— RECORDS TO PROCESS —

***

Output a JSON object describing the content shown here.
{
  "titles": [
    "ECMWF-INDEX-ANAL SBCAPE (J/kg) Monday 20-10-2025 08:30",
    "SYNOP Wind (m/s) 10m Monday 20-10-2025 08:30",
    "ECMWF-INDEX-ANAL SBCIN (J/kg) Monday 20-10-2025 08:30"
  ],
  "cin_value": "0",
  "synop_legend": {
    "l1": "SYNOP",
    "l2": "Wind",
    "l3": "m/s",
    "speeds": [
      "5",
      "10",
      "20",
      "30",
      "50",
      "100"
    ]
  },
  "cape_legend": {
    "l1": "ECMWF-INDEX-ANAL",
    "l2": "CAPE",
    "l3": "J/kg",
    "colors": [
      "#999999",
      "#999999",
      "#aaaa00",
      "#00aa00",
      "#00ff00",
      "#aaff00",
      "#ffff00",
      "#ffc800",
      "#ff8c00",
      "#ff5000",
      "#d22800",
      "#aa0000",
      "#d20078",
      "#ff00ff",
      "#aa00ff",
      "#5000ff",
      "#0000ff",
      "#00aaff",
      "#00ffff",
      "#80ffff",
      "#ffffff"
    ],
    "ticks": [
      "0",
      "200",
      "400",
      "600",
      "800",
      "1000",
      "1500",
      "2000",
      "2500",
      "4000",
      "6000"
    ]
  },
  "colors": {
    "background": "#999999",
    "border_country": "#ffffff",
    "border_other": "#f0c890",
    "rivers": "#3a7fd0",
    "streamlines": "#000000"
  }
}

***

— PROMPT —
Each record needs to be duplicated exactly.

— WRITTEN ANSWER —
Output a JSON object describing the content shown here.
{
  "titles": [
    "ECMWF-INDEX-ANAL SBCAPE (J/kg) Monday 20-10-2025 08:30",
    "SYNOP Wind (m/s) 10m Monday 20-10-2025 08:30",
    "ECMWF-INDEX-ANAL SBCIN (J/kg) Monday 20-10-2025 08:30"
  ],
  "cin_value": "0",
  "synop_legend": {
    "l1": "SYNOP",
    "l2": "Wind",
    "l3": "m/s",
    "speeds": [
      "5",
      "10",
      "20",
      "30",
      "50",
      "100"
    ]
  },
  "cape_legend": {
    "l1": "ECMWF-INDEX-ANAL",
    "l2": "CAPE",
    "l3": "J/kg",
    "colors": [
      "#999999",
      "#999999",
      "#aaaa00",
      "#00aa00",
      "#00ff00",
      "#aaff00",
      "#ffff00",
      "#ffc800",
      "#ff8c00",
      "#ff5000",
      "#d22800",
      "#aa0000",
      "#d20078",
      "#ff00ff",
      "#aa00ff",
      "#5000ff",
      "#0000ff",
      "#00aaff",
      "#00ffff",
      "#80ffff",
      "#ffffff"
    ],
    "ticks": [
      "0",
      "200",
      "400",
      "600",
      "800",
      "1000",
      "1500",
      "2000",
      "2500",
      "4000",
      "6000"
    ]
  },
  "colors": {
    "background": "#999999",
    "border_country": "#ffffff",
    "border_other": "#f0c890",
    "rivers": "#3a7fd0",
    "streamlines": "#000000"
  }
}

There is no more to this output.